PROBLEM TO SOLVE → Each line below that holds the word "this" counts toward the answer; reply with the total number only.

Items from an interface collection →
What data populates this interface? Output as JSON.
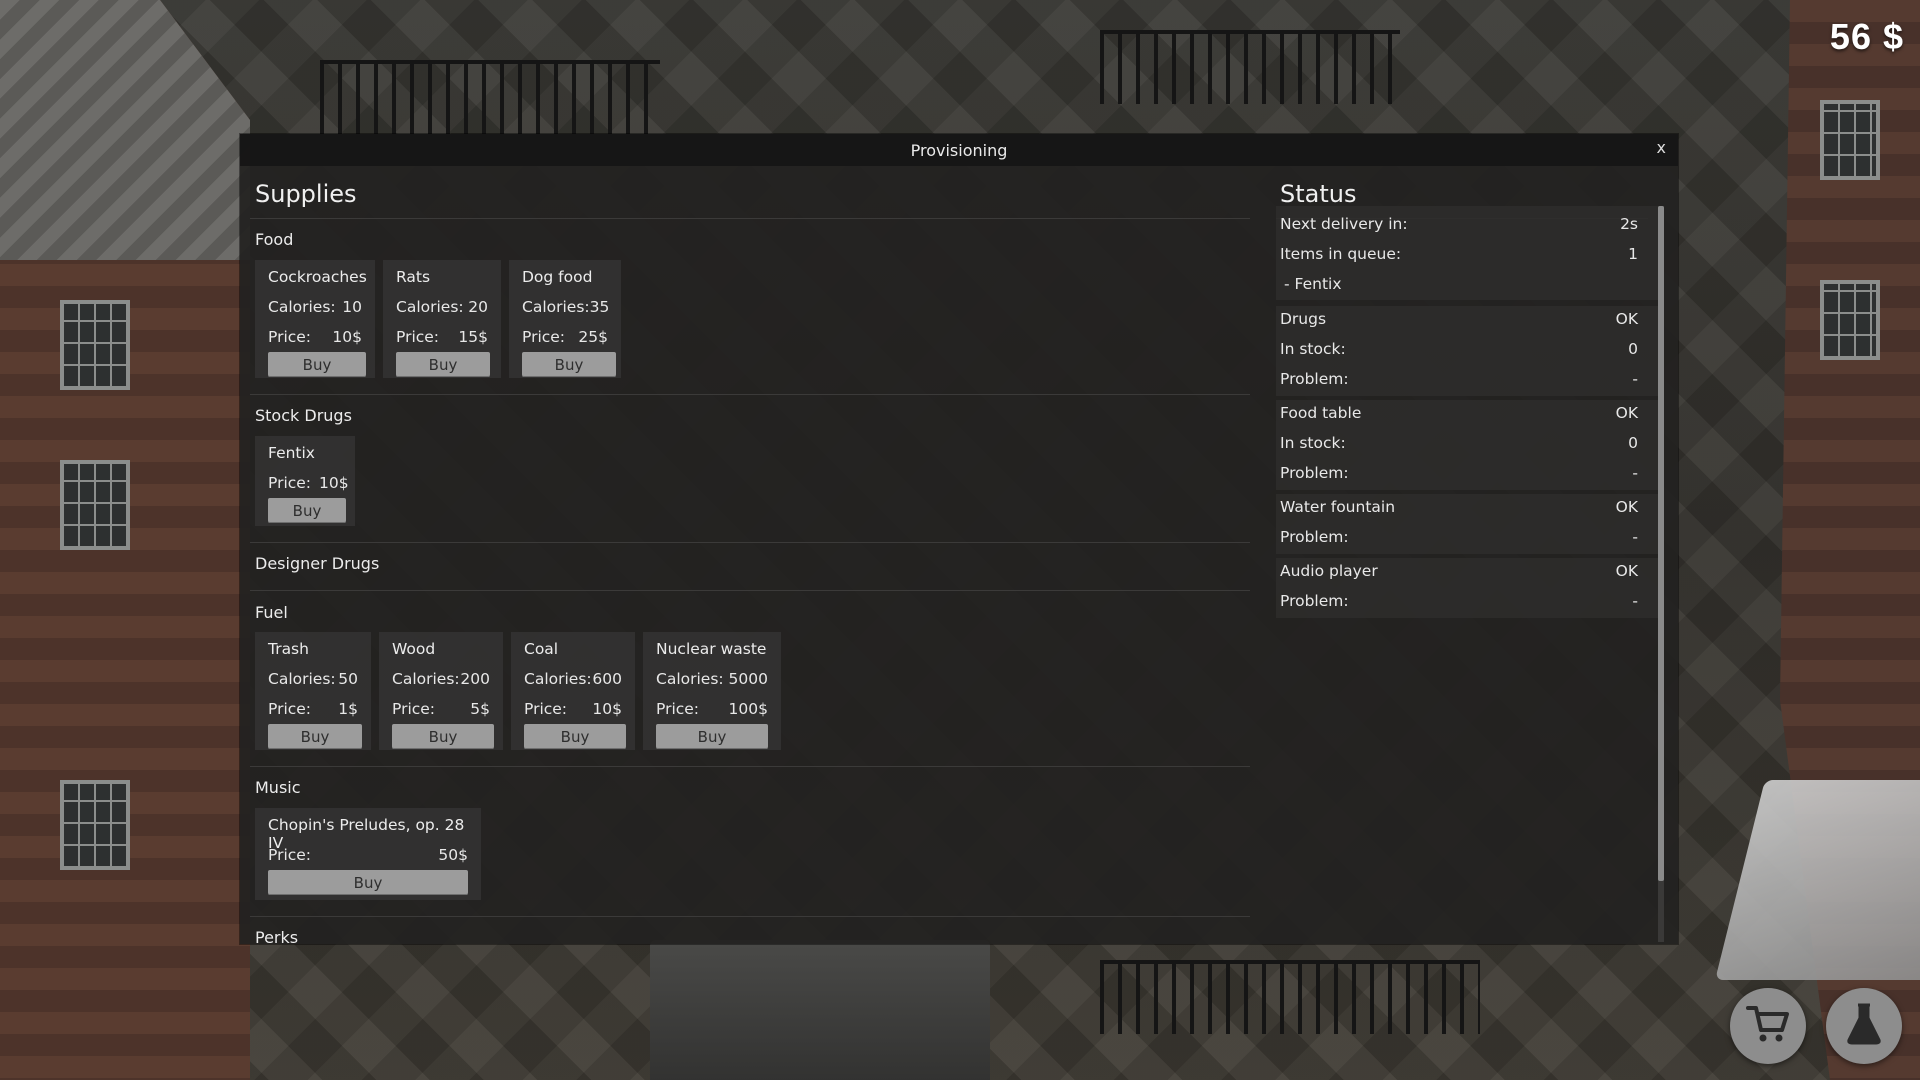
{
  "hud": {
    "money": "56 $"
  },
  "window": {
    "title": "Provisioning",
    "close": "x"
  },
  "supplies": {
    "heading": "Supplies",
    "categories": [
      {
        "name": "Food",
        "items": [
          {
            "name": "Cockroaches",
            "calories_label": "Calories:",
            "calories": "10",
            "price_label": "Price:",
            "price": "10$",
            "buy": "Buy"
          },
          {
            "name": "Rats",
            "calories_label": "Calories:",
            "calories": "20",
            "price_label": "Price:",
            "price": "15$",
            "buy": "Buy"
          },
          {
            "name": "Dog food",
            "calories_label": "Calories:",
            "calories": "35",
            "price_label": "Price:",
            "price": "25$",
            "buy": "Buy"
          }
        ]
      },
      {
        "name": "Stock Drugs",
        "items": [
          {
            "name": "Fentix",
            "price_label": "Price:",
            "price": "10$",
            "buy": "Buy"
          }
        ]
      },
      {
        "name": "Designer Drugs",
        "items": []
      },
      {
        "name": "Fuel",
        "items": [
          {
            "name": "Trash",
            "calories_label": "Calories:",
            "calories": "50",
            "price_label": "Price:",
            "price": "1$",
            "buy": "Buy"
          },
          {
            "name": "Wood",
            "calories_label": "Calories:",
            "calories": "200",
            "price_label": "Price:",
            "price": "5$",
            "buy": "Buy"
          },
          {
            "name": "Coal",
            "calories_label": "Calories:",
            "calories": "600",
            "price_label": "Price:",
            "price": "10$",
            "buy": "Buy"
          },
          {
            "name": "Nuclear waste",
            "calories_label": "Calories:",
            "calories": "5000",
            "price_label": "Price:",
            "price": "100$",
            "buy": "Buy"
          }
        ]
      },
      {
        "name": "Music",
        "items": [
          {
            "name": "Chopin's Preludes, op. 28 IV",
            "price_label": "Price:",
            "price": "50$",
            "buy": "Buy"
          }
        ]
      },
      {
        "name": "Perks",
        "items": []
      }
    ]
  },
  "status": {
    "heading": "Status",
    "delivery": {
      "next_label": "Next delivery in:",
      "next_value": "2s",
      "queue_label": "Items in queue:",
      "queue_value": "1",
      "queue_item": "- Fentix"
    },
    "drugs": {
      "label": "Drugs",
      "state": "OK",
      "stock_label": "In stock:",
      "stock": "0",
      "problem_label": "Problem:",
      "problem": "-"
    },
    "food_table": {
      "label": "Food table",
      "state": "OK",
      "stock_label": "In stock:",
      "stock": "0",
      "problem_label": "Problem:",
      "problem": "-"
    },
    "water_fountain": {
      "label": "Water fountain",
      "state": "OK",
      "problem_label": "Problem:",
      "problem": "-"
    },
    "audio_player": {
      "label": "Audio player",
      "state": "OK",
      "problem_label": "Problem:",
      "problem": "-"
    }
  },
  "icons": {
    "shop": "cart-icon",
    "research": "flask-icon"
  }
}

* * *

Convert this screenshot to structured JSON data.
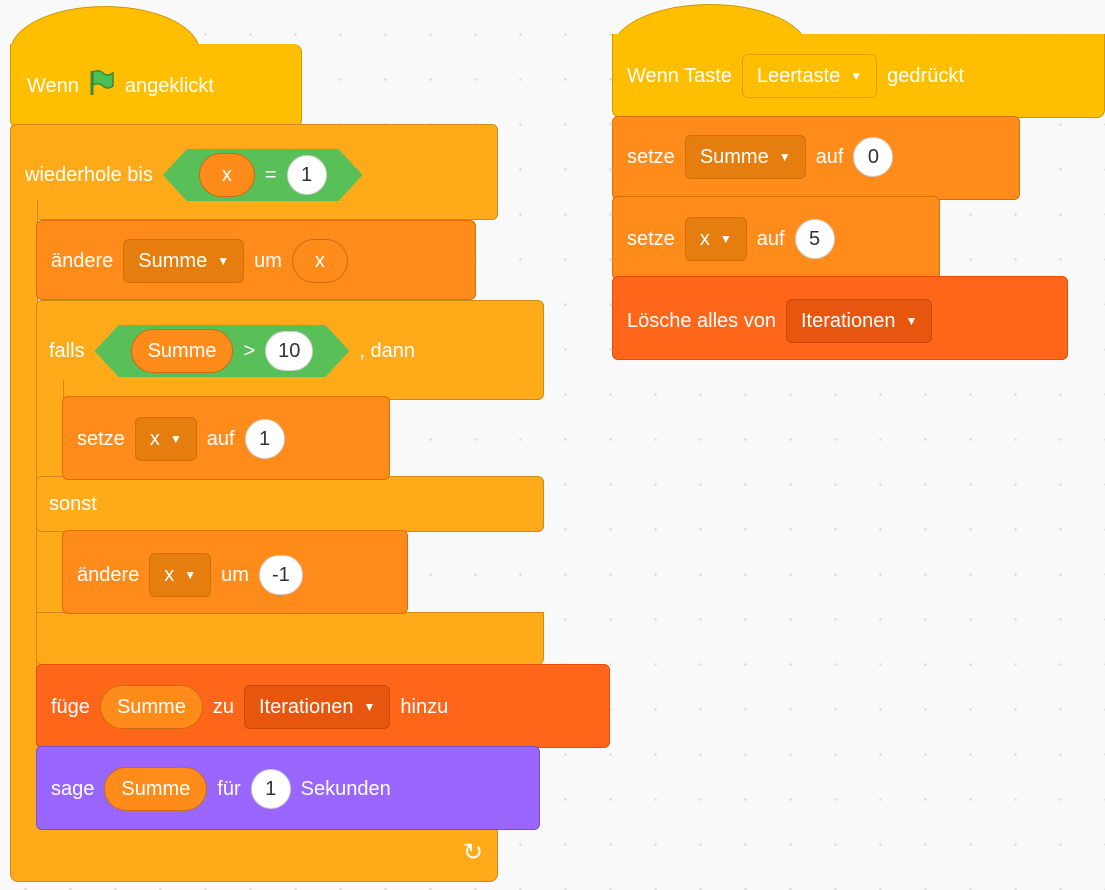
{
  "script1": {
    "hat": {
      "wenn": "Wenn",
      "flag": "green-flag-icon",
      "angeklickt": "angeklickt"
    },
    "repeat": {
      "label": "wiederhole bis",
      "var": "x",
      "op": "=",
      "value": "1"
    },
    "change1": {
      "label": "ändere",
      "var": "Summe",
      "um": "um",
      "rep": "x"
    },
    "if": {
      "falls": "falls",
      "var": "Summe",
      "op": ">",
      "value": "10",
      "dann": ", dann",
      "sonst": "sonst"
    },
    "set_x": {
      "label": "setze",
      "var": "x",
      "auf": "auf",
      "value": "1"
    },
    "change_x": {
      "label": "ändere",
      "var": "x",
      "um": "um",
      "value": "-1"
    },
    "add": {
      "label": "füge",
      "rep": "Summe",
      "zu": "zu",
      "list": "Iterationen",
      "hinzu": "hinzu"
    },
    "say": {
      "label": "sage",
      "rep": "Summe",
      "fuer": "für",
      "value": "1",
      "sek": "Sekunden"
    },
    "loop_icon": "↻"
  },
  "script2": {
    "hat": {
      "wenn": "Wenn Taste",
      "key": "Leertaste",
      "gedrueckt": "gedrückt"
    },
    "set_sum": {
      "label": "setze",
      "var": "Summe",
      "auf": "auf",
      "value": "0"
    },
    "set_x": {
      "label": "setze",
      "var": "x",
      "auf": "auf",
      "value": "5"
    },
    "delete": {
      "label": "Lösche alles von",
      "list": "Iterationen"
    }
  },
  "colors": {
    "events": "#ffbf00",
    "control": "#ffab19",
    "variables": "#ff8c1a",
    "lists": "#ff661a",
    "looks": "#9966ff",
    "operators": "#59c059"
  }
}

FINISHED EXERCISE → 2